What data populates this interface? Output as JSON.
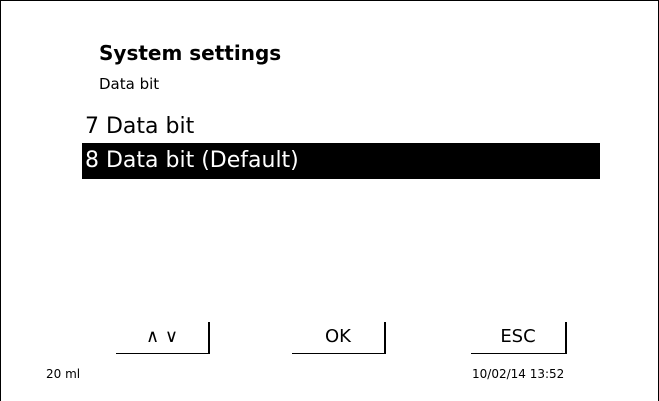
{
  "screen": {
    "title": "System settings",
    "subtitle": "Data bit"
  },
  "options": [
    {
      "label": "7 Data bit",
      "selected": false
    },
    {
      "label": "8 Data bit (Default)",
      "selected": true
    }
  ],
  "softkeys": {
    "navigate_label": "∧ ∨",
    "ok_label": "OK",
    "esc_label": "ESC"
  },
  "status": {
    "volume": "20 ml",
    "datetime": "10/02/14 13:52"
  }
}
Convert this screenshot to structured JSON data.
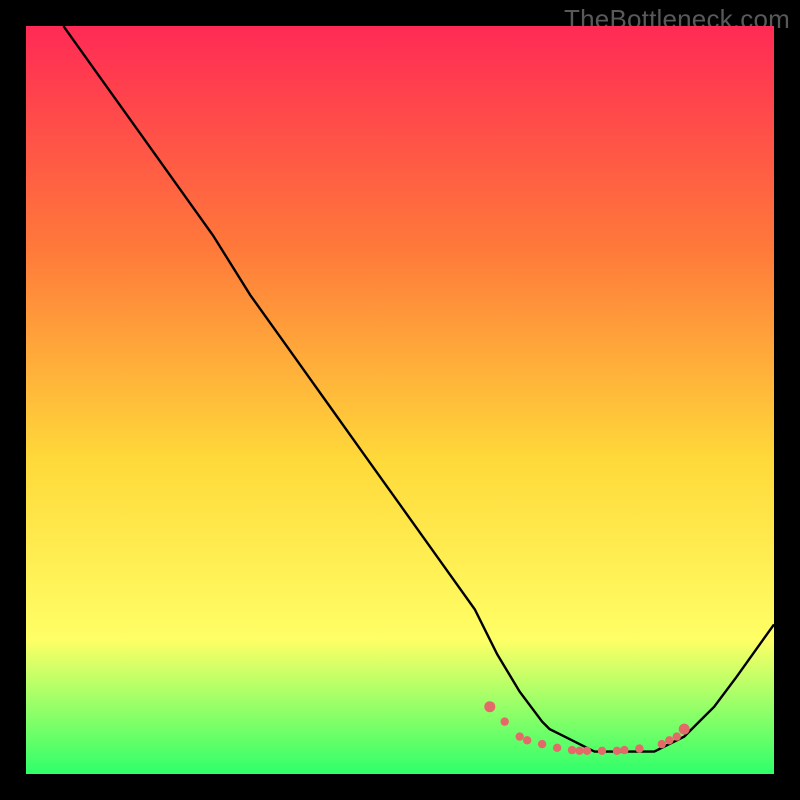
{
  "watermark": "TheBottleneck.com",
  "colors": {
    "frame": "#000000",
    "gradient_top": "#ff2a55",
    "gradient_mid1": "#ff7a3a",
    "gradient_mid2": "#ffd93a",
    "gradient_mid3": "#ffff66",
    "gradient_bottom": "#2eff6a",
    "curve": "#000000",
    "dots": "#e46a6a"
  },
  "chart_data": {
    "type": "line",
    "title": "",
    "xlabel": "",
    "ylabel": "",
    "xlim": [
      0,
      100
    ],
    "ylim": [
      0,
      100
    ],
    "series": [
      {
        "name": "bottleneck-curve",
        "x": [
          5,
          10,
          15,
          20,
          25,
          30,
          35,
          40,
          45,
          50,
          55,
          60,
          63,
          66,
          69,
          70,
          72,
          74,
          76,
          78,
          80,
          82,
          84,
          86,
          88,
          90,
          92,
          95,
          100
        ],
        "y": [
          100,
          93,
          86,
          79,
          72,
          64,
          57,
          50,
          43,
          36,
          29,
          22,
          16,
          11,
          7,
          6,
          5,
          4,
          3,
          3,
          3,
          3,
          3,
          4,
          5,
          7,
          9,
          13,
          20
        ]
      }
    ],
    "highlight_points": {
      "name": "windows-gpu-cpu-dots",
      "x": [
        62,
        64,
        66,
        67,
        69,
        71,
        73,
        74,
        75,
        77,
        79,
        80,
        82,
        85,
        86,
        87,
        88
      ],
      "y": [
        9,
        7,
        5,
        4.5,
        4,
        3.5,
        3.2,
        3.1,
        3.1,
        3.1,
        3.1,
        3.2,
        3.4,
        4,
        4.5,
        5,
        6
      ]
    }
  }
}
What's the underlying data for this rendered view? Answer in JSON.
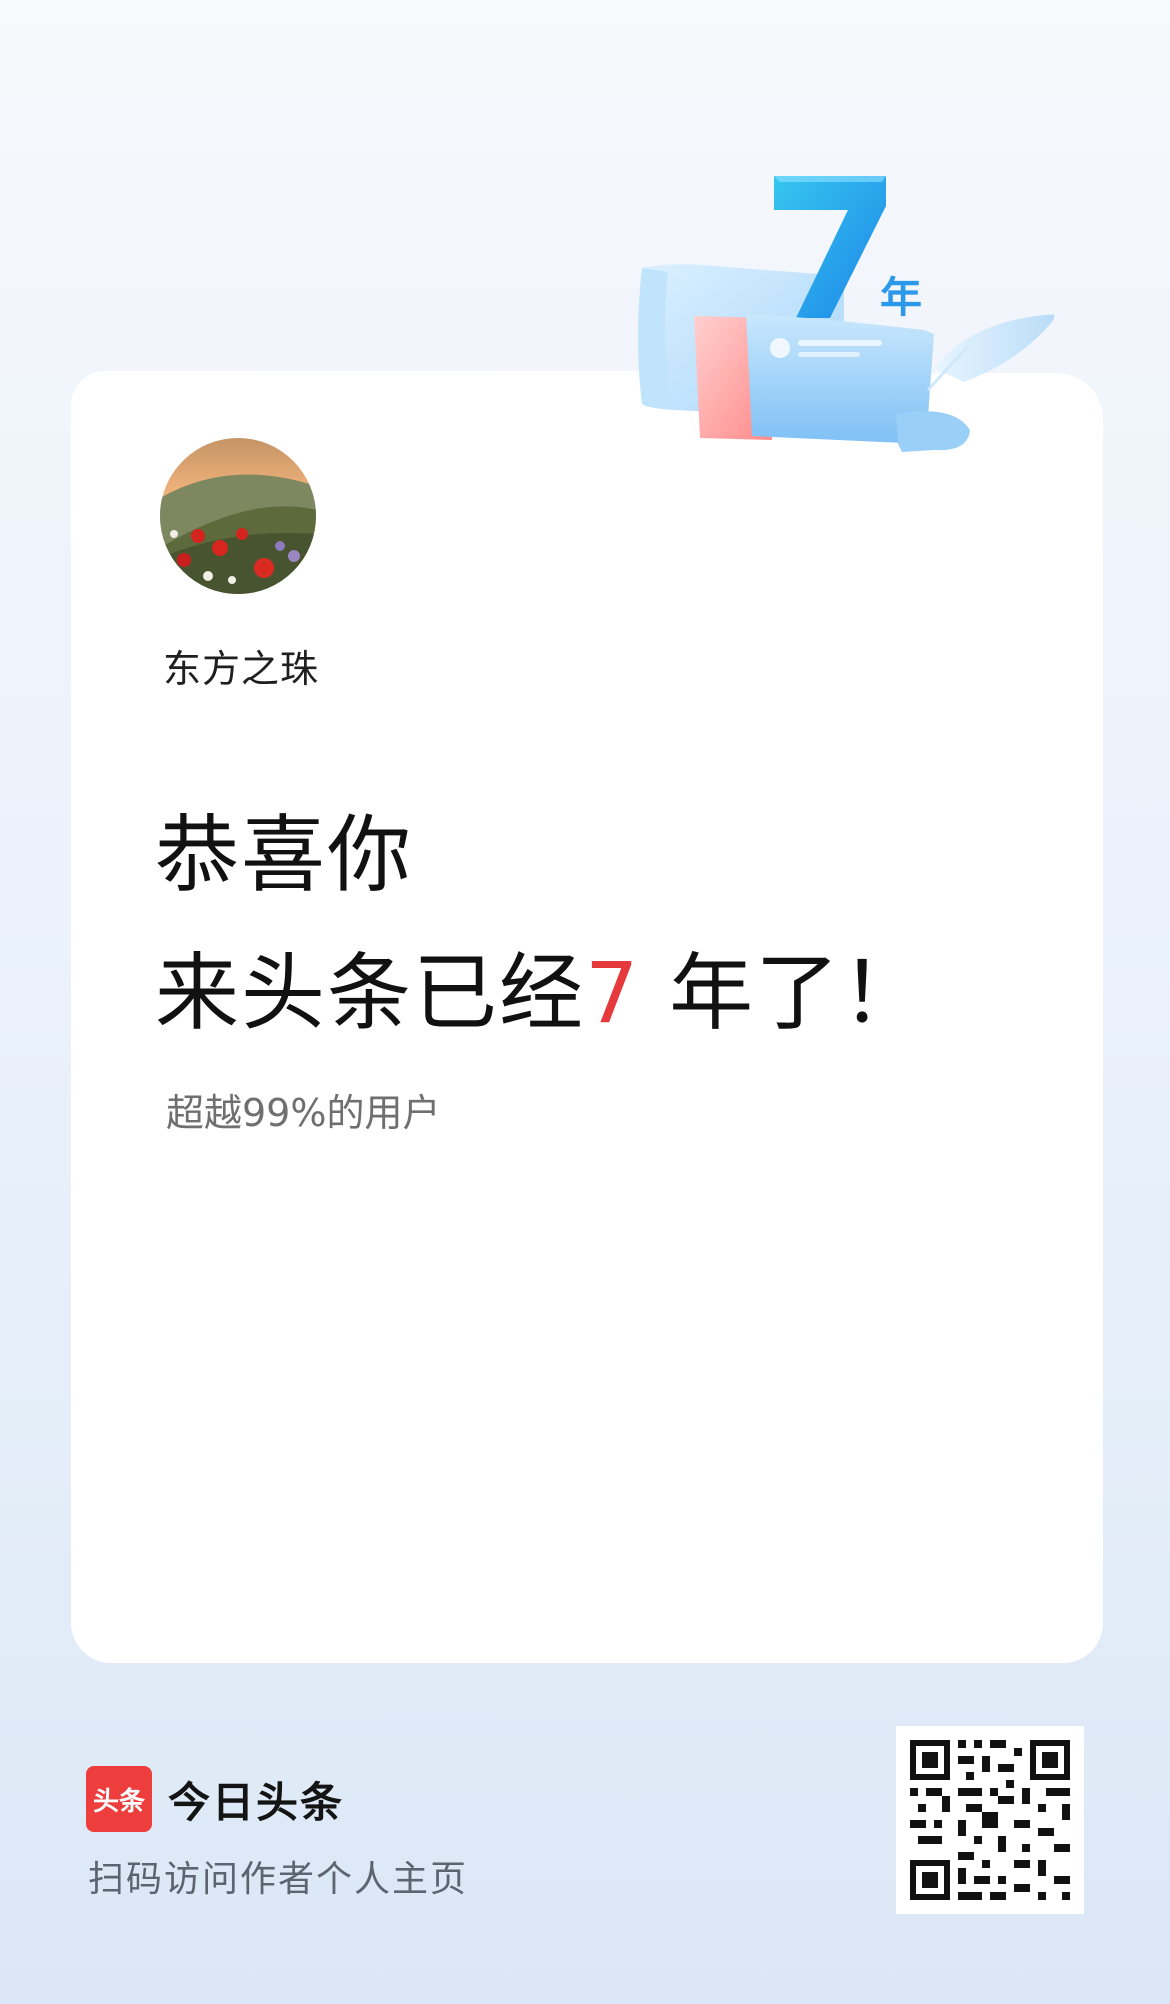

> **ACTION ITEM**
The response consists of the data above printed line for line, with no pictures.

> **RESPONSE FOR THIS EXERCISE**
What data populates this interface? Output as JSON.
{
  "screen": {
    "title": "System settings",
    "subtitle": "Data bit"
  },
  "options": [
    {
      "label": "7 Data bit",
      "selected": false
    },
    {
      "label": "8 Data bit (Default)",
      "selected": true
    }
  ],
  "softkeys": {
    "navigate_label": "∧ ∨",
    "ok_label": "OK",
    "esc_label": "ESC"
  },
  "status": {
    "volume": "20 ml",
    "datetime": "10/02/14 13:52"
  }
}
Convert this screenshot to structured JSON data.
{
  "watermark": "TheBottleneck.com",
  "colors": {
    "frame": "#000000",
    "gradient_top": "#ff2a55",
    "gradient_mid1": "#ff7a3a",
    "gradient_mid2": "#ffd93a",
    "gradient_mid3": "#ffff66",
    "gradient_bottom": "#2eff6a",
    "curve": "#000000",
    "dots": "#e46a6a"
  },
  "chart_data": {
    "type": "line",
    "title": "",
    "xlabel": "",
    "ylabel": "",
    "xlim": [
      0,
      100
    ],
    "ylim": [
      0,
      100
    ],
    "series": [
      {
        "name": "bottleneck-curve",
        "x": [
          5,
          10,
          15,
          20,
          25,
          30,
          35,
          40,
          45,
          50,
          55,
          60,
          63,
          66,
          69,
          70,
          72,
          74,
          76,
          78,
          80,
          82,
          84,
          86,
          88,
          90,
          92,
          95,
          100
        ],
        "y": [
          100,
          93,
          86,
          79,
          72,
          64,
          57,
          50,
          43,
          36,
          29,
          22,
          16,
          11,
          7,
          6,
          5,
          4,
          3,
          3,
          3,
          3,
          3,
          4,
          5,
          7,
          9,
          13,
          20
        ]
      }
    ],
    "highlight_points": {
      "name": "windows-gpu-cpu-dots",
      "x": [
        62,
        64,
        66,
        67,
        69,
        71,
        73,
        74,
        75,
        77,
        79,
        80,
        82,
        85,
        86,
        87,
        88
      ],
      "y": [
        9,
        7,
        5,
        4.5,
        4,
        3.5,
        3.2,
        3.1,
        3.1,
        3.1,
        3.1,
        3.2,
        3.4,
        4,
        4.5,
        5,
        6
      ]
    }
  }
}
What's the underlying data for this rendered view? Answer in JSON.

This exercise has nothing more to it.